YAMAGATA--A well-known clay figure believed to date back more than 3,000 years will finally have a leg to stand on.

The upper half of the body of the figure, named “keppatsu dogu” (A clay figure of a woman with her hair in a topknot), was reunited with one of its missing legs for the first time in about 90 years. The two pieces are now on display at the Yamagata University Museum here.

The reunion was a rare case of parts from the same ancient figure being brought together after a long separation.

The museum plans to join the left leg to the the figure and show the nearly full body this autumn.

Long a fixture exhibit, the upper body, which measures 15 centimeters in height and 16 cm wide at the shoulders, is also the model for the museum’s promotional character Keppatsu-chan.

The left leg, which had been in the possession of the Sagae city government in Yamagata Prefecture, was added to the exhibit in January after an archaeologist discovered that the cross-section surface of the leg portion matched that of the upper body of the figure.

The upper body and leg were unearthed at the Ishida archaeological site in Sagae around 1921 during railway work.

They were among pieces from the periods of Jomon Pottery Culture (c. 14,500 B.C.-1,000 B.C.) and Yayoi Pottery Culture (1,000 B.C.-A.D. 250).

Matasaburo Adachi, a landowner in the area, initially owned the two pieces.

He donated the upper body to a local board of education, and it was eventually transferred to the museum.

The left leg, along with many other Jomon Pottery Culture items excavated at the site, was presented to the Sabae city government in 2015.

“Officials concluded that the upper body should be put on display because it was easy to tell that it is a clay figure,” said Miyuki Oshino, a researcher at the museum. “But they missed the left leg apparently because it was buried with many others.”

Yoshihiro Aita, a professor of archaeology at Koriyama Women’s College in Fukushima Prefecture, pointed out that the leg might belong to keppatsu dogu when he visited Sagae in June.

The following month, Aita, a graduate of Yamagata University, proved his theory when he put the left leg and the upper body together.

He said the leg may have been severed during the excavation, noting the relatively new cross-section surfaces.

The Sagae municipal government presented the leg portion to the Yamagata University Museum in November.

Oshino said the museum has no clues on the whereabouts of the other leg because documents submitted to the Sagae city government when the left leg was donated did not list the right leg.

Similar reunions have occurred, but they often involve a bit of luck.

The upper and lower parts of a clay figurine dug up at the Kamaishi Kanjo Resseki archaeological site in Hachimantai, Iwate Prefecture, were rejoined in 2012 after 3,000 years of separation.

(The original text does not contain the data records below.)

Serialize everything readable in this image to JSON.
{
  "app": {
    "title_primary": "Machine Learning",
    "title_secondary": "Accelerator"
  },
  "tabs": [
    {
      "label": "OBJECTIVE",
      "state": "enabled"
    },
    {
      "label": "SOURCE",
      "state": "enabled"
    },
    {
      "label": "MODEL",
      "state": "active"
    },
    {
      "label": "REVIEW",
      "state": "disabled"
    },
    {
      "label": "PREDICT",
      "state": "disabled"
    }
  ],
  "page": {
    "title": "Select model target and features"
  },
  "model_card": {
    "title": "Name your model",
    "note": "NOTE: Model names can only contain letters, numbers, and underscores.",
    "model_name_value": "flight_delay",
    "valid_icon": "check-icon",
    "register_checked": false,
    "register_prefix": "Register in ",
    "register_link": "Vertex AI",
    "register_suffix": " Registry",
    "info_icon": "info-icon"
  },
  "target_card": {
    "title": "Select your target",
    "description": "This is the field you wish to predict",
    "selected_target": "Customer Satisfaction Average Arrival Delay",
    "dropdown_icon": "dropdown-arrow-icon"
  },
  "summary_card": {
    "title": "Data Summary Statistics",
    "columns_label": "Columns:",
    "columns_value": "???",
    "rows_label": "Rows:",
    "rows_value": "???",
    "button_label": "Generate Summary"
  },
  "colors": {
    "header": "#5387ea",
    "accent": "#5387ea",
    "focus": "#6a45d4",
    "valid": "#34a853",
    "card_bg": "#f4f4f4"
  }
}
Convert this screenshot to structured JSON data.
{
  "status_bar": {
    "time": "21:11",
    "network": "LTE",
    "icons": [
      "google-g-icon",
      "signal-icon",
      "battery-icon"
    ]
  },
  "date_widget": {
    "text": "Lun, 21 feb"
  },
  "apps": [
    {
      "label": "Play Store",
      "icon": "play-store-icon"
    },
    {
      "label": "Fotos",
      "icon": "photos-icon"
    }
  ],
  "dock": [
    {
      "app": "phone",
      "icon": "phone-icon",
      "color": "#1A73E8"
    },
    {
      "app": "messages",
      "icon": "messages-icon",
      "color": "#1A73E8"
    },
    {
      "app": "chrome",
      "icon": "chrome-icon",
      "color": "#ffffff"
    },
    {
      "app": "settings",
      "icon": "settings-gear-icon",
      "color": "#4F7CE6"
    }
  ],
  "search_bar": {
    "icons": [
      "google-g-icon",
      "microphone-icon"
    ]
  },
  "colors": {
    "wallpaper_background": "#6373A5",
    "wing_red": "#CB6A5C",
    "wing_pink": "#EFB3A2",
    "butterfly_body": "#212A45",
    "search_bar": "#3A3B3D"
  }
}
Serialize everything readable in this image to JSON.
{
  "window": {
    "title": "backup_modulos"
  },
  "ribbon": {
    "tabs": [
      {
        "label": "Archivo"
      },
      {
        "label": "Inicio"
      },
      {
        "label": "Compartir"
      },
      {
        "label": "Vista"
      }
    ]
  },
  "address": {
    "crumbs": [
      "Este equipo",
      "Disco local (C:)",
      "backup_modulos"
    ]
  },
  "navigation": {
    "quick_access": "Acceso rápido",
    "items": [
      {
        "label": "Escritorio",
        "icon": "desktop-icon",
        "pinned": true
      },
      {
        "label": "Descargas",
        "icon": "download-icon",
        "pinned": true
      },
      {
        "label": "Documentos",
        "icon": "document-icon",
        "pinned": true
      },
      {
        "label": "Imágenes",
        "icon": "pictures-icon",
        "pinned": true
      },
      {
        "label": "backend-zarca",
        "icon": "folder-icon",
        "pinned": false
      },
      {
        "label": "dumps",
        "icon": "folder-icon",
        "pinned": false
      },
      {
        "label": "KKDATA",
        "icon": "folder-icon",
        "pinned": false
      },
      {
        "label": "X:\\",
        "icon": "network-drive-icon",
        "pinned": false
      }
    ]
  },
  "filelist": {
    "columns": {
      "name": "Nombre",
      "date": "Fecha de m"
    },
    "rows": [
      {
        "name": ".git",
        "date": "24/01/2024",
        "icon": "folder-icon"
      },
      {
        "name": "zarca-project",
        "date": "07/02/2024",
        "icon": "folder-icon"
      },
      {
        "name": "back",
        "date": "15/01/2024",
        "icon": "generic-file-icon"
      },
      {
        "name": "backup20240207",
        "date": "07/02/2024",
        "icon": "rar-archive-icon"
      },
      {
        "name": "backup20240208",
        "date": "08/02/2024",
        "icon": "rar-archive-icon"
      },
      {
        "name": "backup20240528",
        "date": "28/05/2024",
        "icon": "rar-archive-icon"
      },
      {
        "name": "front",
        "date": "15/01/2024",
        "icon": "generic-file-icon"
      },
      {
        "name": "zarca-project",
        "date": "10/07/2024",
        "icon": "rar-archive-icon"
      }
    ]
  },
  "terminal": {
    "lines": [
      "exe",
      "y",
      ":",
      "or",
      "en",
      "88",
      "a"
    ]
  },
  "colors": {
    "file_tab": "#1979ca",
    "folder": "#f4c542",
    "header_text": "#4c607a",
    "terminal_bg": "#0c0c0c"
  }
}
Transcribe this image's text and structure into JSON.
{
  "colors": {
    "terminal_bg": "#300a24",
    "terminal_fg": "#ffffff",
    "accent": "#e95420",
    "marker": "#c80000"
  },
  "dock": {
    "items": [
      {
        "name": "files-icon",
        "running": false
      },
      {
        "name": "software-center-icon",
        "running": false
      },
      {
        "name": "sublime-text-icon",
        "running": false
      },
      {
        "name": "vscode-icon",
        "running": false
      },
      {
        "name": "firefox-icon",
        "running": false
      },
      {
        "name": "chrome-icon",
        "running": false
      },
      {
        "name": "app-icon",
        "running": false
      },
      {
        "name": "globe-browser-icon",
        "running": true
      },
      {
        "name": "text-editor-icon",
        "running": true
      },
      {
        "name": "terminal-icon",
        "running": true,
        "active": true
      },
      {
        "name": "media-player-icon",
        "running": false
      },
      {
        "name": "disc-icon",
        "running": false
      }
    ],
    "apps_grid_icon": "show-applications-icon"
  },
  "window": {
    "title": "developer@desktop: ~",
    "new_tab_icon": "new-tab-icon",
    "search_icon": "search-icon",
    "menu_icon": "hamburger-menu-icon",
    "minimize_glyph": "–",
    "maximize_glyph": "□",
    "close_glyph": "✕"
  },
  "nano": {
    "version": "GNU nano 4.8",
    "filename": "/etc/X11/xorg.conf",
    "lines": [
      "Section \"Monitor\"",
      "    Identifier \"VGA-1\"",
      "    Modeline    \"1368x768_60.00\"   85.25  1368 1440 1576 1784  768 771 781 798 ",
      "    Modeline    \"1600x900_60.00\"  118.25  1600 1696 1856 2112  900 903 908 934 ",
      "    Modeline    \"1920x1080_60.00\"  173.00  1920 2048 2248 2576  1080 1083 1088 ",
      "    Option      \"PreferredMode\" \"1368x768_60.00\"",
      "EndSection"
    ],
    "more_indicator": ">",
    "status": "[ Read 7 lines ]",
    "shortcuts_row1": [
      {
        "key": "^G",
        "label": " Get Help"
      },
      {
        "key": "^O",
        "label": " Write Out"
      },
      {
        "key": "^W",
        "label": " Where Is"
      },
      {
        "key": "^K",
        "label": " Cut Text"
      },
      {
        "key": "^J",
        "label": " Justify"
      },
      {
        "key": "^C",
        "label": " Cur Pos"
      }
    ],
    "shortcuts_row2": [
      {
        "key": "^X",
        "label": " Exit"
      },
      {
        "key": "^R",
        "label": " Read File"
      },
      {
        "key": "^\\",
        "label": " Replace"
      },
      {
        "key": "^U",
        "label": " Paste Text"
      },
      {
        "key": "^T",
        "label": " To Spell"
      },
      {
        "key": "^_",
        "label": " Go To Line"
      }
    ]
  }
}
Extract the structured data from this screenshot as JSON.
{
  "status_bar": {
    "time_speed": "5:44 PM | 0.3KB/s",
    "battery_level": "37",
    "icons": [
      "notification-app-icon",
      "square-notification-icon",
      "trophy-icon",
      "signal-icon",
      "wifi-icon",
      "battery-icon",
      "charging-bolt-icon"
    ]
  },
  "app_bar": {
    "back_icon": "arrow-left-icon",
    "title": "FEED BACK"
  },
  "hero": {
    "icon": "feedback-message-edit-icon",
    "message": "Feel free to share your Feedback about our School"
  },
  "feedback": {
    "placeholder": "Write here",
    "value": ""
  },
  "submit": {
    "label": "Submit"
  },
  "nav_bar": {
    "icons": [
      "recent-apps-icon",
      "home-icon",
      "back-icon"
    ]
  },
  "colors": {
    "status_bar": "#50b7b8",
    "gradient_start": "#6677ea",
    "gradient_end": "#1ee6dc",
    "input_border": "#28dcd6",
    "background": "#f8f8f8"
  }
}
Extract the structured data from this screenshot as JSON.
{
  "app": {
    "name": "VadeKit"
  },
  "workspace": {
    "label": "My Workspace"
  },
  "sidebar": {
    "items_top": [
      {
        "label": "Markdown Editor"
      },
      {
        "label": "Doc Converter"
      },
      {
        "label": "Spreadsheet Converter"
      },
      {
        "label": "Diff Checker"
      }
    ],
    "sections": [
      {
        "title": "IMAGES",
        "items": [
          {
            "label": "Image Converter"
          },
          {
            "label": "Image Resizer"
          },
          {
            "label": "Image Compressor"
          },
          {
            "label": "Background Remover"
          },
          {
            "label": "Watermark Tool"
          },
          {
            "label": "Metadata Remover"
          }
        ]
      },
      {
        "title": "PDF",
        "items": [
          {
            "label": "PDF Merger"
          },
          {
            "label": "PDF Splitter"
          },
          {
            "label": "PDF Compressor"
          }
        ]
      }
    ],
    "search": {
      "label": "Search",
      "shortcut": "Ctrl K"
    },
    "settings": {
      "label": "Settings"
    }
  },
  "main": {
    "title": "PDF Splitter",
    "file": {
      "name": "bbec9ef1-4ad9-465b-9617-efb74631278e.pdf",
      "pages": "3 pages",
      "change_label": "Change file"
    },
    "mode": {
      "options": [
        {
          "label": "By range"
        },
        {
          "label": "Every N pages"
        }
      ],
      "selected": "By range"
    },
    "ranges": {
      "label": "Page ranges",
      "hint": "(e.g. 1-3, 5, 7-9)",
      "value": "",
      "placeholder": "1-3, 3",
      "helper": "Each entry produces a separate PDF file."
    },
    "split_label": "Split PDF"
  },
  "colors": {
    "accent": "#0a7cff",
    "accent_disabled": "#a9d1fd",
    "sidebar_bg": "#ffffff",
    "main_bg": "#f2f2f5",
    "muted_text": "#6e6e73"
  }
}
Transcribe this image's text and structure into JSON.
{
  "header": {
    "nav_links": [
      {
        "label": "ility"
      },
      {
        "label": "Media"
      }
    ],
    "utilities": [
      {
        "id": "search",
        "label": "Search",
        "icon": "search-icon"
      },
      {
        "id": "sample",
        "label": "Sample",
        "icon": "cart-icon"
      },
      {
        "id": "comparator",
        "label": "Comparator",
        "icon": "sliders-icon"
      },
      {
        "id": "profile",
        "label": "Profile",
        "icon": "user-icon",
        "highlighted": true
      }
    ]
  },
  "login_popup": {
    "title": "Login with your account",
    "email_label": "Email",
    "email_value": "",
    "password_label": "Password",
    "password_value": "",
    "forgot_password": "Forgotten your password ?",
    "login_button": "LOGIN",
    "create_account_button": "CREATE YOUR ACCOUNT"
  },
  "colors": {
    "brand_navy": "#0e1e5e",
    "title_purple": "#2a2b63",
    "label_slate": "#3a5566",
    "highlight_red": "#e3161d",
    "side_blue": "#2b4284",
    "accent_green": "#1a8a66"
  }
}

Based on the aged cross-section surfaces of the two parts, researchers concluded the figure was sheared into two during the Jomon Pottery Culture period.

The lower half, which was discovered in 1953, was in the possession of Keio University in Tokyo, while the upper half was kept by an individual.

It is not known when the upper half was excavated.

Katsue Yagi, an expert at the public-interest Buried Cultural Property Investigation Center in Morioka, Iwate Prefecture, deduced that the two pieces belonged together from her memory.

When she studied the lower half at Keio University, she recalled photos of the upper part that showed similar features.

“When historical parts are preserved separately, there are fewer chances to confirm that they are actually from one piece,” Yagi said. “Researchers should determine whether the pieces belong to one figure by using the knowledge stored in their brains about the time the parts were made as well as their characteristics.”

In 2000, an elementary school boy accidentally came across an upper half of a clay doll from the Jomon Pottery Culture period at the Sunazawa archaeological site in Hirosaki, Aomori Prefecture.

Nine years later, a researcher discovered a lower part, which was later confirmed to be from the same figure.

The doll, called the “figure of miracle,” is shown at the Hirosaki city museum.